Jackie Chan's work in the '80s and '90s was amazing to watch. In films like Police Story, Rumble in the Bronx, Supercop, and Project A, he combined virtuoso martial arts training with comedy to create something truly special. The American Rush Hour franchise cemented his status as a genre legend. Chan's pictures typically ended with an “injury reel” showing the ways he got hurt doing spectacular stunts, all for our viewing pleasure.
Those injuries, combined with the natural effects of aging, have taken a toll, though, leaving the actor less able to do what he once did. As such, many of his movies from 2010 on – The Spy Next Door, The Foreigner, etc. – have felt watered down and unsatisfying. Vanguard can unfortunately be added to that list.
Chan plays Tang Huating, the owner of a covert security agency. One of his clients, a wealthy businessman, is being targeted by a Middle Eastern militia for reasons that are never quite clear. To get to him, they also go after his daughter, who is a wildlife conservationist. She's simultaneously being hunted by a ruthless poacher. Tang assembles his team, consisting of young agents Lei Zhenyu (Yang Yang) and Mi Ya (Miya Muqi), to protect both of them.
The key word there is “young.” Vanguard finds Jackie Chan letting his co-stars do the brunt of the physical work. A fight sequence in a kitchen, led by Yang, is the kind of battle Chan once would have done himself. It involves using anything and everything within reach as a weapon, flipping over counters, etc.

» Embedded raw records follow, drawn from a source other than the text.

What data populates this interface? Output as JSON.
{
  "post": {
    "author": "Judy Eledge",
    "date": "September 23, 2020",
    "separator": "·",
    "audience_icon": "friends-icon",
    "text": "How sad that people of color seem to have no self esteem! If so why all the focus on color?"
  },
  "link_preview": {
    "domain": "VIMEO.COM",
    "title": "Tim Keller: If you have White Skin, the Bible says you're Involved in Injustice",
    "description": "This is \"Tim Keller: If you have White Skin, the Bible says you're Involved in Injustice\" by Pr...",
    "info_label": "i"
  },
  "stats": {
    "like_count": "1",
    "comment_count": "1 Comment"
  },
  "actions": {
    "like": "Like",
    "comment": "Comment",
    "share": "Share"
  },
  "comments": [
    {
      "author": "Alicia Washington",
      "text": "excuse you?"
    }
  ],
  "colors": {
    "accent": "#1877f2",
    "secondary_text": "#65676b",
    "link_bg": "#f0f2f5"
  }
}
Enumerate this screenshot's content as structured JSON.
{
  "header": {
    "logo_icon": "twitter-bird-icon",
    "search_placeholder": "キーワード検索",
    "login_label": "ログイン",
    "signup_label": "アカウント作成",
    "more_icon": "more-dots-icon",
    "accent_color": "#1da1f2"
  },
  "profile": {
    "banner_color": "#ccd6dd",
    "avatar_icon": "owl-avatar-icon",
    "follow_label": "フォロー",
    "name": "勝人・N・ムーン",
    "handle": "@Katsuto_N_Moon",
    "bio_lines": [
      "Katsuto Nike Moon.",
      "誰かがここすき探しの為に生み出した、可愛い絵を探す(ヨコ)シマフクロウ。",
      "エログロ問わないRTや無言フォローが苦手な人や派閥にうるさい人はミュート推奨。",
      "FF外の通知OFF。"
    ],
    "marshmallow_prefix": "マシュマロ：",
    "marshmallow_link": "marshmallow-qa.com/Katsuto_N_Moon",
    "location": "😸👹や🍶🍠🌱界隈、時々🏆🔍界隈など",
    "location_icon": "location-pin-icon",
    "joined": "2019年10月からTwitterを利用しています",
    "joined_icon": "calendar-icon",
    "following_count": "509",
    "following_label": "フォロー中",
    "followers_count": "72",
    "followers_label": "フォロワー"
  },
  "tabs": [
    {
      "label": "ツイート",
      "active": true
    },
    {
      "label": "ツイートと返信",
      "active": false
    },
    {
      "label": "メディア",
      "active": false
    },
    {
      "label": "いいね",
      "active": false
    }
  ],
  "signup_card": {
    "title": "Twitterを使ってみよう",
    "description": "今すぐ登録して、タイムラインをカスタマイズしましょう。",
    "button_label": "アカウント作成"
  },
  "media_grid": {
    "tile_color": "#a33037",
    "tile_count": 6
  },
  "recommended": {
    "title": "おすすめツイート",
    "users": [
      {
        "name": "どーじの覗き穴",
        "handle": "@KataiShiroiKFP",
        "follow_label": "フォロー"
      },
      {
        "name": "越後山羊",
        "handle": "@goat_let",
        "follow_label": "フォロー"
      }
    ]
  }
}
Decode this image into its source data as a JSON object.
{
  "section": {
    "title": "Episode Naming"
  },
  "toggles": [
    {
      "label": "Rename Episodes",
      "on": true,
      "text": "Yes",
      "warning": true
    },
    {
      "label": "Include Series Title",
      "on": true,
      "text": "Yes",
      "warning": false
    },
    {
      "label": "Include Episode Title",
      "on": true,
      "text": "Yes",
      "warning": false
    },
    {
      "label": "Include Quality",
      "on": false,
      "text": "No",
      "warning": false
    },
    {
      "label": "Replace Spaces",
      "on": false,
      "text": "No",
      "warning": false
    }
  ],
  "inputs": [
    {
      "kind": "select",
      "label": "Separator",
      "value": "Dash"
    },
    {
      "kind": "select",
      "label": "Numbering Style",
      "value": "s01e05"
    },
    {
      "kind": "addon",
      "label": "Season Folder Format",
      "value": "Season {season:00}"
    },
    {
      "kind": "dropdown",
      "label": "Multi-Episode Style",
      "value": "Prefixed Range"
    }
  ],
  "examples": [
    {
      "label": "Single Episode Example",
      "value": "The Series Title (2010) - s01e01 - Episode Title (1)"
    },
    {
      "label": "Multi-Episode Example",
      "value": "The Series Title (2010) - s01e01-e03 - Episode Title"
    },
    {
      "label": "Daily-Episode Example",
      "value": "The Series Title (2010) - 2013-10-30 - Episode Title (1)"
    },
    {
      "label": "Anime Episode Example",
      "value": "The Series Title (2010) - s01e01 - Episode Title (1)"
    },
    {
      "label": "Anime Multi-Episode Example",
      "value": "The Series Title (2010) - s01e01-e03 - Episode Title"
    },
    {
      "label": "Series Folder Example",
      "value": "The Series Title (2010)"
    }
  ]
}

Although effectively choreographed, no one does that sort of semi-comedic fight with the panache that Chan used to, so it feels like an homage to his work performed by someone else, rather than an original concept.
The star does see some action during a group fight that occurs while careening down white water rapids. At the same time, CGI was obviously used to achieve the sequence, meaning it's far less exciting than watching him slide down the side of a skyscraper like he did in Who Am I? or dangle from a helicopter rope ladder as in Supercop. CGI fells several scenes in Vanguard, for that matter. A high-speed car chase has shots with all-too-apparent computer-generated automobiles, sapping its excitement value. A scene in the African jungle is similarly diminished by not-entirely-convincing animals.
Chan reunites with Stanley Tong, the director of Rumble in the Bronx and First Strike, for this movie. Clearly, the intention was to make a film that plays like an old-school Jackie Chan adventure, albeit one that takes advantage of digital possibilities. But Chan is sidelined here, doing minimal action, and his co-stars lack the charisma that he has in spades. Add in an incoherent story and an unmemorable villain, and Vanguard misses its goal by a mile.
out of four
Vanguard is unrated, but contains PG-13 level fighting violence. The running time is 1 hour and 48 minutes.